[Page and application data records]
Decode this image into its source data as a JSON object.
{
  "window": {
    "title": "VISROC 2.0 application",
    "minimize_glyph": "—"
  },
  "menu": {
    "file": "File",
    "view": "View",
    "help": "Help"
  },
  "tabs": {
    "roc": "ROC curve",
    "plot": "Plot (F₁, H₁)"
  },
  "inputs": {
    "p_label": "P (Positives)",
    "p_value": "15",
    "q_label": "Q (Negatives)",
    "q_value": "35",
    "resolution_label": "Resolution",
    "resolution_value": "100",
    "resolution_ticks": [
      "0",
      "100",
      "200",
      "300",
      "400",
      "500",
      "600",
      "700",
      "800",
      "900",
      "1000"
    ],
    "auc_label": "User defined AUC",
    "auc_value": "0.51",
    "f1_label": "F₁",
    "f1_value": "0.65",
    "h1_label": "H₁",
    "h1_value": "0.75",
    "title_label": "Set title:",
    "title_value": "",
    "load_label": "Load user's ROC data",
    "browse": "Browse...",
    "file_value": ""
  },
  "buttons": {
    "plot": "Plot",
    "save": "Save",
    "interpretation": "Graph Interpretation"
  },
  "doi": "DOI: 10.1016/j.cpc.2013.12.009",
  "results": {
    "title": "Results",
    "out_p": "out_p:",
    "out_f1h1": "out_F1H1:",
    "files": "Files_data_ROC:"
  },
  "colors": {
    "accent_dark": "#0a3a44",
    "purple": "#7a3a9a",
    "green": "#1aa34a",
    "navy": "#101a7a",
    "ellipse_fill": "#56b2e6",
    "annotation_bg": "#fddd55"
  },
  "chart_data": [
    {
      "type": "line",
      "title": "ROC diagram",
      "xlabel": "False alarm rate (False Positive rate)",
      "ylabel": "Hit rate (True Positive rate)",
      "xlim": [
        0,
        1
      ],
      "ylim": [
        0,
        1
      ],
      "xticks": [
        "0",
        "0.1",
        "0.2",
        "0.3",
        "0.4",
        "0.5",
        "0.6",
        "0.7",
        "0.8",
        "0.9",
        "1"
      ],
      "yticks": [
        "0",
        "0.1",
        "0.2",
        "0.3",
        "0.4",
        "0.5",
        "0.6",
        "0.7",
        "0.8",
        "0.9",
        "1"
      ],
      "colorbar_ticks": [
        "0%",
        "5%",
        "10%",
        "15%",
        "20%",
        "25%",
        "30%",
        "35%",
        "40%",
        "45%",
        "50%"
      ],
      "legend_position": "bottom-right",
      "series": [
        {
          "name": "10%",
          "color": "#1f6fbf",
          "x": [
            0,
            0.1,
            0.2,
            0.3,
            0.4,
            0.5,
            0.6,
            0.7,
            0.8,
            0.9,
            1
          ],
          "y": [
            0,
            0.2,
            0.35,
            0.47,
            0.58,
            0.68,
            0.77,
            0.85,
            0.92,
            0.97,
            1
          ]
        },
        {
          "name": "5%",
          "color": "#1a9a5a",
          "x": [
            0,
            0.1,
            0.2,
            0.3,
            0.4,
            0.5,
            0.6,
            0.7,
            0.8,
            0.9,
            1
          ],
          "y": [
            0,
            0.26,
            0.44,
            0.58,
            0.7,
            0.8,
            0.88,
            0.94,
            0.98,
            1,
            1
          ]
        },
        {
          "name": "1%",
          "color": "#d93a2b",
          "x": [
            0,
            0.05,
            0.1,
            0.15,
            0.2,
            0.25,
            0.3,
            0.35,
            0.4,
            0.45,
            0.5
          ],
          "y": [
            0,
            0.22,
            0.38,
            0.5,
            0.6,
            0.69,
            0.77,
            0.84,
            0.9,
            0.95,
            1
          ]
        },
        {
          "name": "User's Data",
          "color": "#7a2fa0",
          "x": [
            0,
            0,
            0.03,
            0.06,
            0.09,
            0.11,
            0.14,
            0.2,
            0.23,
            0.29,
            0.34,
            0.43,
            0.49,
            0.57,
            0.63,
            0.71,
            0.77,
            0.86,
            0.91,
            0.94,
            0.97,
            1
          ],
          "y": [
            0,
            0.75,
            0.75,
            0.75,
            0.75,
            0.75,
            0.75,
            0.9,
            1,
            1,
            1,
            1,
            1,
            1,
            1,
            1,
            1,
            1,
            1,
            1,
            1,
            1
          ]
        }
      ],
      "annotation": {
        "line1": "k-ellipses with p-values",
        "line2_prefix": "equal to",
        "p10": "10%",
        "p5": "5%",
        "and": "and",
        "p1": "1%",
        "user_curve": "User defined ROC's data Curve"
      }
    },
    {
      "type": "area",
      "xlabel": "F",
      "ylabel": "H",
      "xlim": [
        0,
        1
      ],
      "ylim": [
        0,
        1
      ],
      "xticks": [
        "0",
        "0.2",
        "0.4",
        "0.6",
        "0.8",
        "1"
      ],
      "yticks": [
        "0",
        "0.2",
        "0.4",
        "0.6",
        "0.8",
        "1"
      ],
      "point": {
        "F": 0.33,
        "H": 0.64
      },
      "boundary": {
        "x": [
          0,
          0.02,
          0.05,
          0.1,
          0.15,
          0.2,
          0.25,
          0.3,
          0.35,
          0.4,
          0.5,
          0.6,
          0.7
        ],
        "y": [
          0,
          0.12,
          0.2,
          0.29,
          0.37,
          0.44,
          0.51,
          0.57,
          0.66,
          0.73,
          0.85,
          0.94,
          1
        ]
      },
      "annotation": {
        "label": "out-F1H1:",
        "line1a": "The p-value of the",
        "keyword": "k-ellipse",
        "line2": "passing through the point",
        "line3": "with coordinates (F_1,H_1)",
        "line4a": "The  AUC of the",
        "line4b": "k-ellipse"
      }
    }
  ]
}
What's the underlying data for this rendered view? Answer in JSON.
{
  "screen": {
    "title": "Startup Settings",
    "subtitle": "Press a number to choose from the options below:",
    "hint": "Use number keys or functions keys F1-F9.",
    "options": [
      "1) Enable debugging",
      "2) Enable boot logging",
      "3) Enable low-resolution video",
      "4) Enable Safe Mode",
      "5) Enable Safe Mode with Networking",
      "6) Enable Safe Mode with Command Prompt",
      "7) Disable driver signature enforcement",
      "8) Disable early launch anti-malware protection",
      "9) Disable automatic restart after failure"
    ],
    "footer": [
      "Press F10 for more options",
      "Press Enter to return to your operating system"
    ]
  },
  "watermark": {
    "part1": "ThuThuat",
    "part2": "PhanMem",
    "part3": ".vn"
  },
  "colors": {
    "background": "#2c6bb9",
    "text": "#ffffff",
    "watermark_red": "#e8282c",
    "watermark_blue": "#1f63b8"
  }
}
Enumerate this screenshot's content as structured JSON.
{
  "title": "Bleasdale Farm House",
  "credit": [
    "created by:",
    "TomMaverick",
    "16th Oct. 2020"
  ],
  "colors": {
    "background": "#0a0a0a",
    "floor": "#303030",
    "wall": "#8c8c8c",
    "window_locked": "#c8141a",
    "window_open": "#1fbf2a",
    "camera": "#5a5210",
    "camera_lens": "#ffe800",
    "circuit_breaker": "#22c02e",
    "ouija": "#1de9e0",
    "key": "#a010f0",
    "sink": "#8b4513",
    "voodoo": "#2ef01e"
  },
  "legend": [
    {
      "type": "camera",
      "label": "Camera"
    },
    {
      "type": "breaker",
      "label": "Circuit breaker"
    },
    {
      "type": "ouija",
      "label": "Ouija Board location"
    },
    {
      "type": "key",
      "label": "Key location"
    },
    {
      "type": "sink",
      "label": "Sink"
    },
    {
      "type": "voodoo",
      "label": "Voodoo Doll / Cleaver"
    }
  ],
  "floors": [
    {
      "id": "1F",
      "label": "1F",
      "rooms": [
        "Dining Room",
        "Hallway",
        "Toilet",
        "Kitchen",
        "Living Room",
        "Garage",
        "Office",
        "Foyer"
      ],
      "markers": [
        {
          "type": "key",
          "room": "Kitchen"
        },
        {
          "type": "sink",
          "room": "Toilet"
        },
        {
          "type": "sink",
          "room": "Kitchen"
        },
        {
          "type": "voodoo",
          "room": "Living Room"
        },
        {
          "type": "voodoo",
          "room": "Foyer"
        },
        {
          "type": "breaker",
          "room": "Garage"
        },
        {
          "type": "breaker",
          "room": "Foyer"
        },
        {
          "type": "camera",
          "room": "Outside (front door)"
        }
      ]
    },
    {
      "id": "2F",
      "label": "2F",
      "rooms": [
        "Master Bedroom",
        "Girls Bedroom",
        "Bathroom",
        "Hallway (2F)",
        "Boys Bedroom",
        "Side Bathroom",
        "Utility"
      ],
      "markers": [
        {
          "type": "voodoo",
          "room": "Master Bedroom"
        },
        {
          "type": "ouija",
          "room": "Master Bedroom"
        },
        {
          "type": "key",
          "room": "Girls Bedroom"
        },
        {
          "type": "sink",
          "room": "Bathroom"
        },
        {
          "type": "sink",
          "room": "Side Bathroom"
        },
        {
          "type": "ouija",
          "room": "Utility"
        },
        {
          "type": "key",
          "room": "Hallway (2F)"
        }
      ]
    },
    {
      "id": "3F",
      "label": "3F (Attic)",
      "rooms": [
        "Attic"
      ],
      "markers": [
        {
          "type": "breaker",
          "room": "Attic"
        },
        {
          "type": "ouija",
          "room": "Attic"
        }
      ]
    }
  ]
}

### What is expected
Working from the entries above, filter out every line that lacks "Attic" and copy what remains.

### Written reply
      "label": "3F (Attic)",
        "Attic"
          "room": "Attic"
          "room": "Attic"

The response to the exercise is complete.